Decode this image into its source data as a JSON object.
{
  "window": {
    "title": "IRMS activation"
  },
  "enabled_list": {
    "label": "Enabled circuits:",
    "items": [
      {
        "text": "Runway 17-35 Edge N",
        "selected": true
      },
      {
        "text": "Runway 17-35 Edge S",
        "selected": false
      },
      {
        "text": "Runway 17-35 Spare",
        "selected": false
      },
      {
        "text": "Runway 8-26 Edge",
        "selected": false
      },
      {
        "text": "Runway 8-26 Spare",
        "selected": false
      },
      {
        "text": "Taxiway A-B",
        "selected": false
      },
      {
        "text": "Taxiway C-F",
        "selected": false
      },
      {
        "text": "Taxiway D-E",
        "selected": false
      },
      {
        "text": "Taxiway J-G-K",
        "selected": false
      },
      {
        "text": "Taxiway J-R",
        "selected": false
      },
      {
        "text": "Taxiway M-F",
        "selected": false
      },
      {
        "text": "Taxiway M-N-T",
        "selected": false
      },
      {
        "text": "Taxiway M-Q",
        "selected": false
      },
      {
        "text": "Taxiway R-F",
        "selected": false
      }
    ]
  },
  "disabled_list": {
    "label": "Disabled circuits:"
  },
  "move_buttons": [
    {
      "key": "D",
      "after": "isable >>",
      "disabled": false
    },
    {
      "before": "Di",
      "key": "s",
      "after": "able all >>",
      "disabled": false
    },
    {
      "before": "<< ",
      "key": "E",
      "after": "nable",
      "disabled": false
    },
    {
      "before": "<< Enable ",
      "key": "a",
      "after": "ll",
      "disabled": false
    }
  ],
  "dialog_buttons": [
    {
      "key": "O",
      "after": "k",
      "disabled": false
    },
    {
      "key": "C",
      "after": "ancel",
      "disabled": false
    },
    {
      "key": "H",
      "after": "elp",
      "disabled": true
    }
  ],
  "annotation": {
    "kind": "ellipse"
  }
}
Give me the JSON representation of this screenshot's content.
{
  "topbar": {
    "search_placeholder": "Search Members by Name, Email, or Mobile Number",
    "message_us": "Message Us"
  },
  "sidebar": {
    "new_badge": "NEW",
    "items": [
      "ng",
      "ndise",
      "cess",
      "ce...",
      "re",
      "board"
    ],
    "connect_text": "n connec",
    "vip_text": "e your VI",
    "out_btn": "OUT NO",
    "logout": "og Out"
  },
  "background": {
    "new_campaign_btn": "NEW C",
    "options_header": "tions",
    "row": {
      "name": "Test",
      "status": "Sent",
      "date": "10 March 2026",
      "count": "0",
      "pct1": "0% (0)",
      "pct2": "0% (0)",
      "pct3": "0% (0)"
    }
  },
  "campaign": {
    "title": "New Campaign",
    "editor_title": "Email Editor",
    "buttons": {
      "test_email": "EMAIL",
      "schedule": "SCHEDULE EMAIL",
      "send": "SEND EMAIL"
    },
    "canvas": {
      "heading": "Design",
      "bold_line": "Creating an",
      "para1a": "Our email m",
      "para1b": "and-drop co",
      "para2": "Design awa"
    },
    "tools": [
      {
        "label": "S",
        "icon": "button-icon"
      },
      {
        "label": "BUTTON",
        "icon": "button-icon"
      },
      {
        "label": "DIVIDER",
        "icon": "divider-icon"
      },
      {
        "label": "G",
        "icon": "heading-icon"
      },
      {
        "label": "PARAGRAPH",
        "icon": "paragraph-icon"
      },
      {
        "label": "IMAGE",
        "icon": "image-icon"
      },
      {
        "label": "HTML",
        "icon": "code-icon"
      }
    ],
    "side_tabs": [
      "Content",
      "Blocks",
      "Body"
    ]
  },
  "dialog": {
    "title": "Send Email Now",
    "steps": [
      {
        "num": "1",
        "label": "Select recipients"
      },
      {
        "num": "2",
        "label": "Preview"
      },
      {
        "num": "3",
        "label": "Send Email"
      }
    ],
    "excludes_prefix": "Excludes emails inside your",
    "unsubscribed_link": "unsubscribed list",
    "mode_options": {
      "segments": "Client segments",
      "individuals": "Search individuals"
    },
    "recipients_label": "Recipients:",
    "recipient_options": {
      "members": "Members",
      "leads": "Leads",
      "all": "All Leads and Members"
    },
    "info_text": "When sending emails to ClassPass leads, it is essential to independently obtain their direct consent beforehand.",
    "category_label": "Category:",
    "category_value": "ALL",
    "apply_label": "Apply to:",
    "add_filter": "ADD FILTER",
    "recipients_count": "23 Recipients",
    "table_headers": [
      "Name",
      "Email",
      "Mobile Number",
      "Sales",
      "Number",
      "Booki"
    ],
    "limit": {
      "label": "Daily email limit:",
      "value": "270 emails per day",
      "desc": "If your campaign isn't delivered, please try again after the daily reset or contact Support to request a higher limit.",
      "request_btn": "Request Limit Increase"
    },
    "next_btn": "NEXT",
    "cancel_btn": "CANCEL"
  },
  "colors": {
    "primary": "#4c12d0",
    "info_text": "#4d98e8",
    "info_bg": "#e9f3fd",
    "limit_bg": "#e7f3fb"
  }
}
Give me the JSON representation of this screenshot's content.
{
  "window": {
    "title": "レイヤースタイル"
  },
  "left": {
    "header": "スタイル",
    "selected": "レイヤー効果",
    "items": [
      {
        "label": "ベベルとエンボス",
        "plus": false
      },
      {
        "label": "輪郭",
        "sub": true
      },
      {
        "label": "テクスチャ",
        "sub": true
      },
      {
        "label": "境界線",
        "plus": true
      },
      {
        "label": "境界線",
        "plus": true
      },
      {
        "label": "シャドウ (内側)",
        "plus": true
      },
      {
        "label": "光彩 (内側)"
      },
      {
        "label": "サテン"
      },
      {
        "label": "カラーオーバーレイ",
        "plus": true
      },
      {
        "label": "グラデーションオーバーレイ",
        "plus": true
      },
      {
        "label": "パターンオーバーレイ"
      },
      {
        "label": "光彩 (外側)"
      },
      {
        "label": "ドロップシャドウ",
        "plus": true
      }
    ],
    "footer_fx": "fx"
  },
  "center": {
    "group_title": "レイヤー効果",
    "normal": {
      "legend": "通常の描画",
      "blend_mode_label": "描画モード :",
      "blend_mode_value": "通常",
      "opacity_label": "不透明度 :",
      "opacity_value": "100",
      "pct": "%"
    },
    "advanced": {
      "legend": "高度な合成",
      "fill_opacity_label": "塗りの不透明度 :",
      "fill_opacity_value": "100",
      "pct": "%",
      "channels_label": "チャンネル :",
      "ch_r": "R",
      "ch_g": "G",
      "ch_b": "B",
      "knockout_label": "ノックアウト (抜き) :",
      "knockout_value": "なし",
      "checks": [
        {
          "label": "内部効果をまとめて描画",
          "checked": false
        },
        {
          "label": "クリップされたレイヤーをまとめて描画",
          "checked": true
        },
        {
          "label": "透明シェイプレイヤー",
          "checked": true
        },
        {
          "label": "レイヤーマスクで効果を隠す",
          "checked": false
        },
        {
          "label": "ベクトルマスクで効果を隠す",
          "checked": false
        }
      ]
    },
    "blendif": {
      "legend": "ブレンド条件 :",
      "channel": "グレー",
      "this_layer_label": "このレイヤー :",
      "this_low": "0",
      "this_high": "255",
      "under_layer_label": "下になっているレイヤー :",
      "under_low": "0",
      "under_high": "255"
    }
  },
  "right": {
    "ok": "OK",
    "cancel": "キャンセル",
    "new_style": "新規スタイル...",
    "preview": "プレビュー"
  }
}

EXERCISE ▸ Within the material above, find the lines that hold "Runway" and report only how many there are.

RESULT OF THIS EXERCISE ▸ 5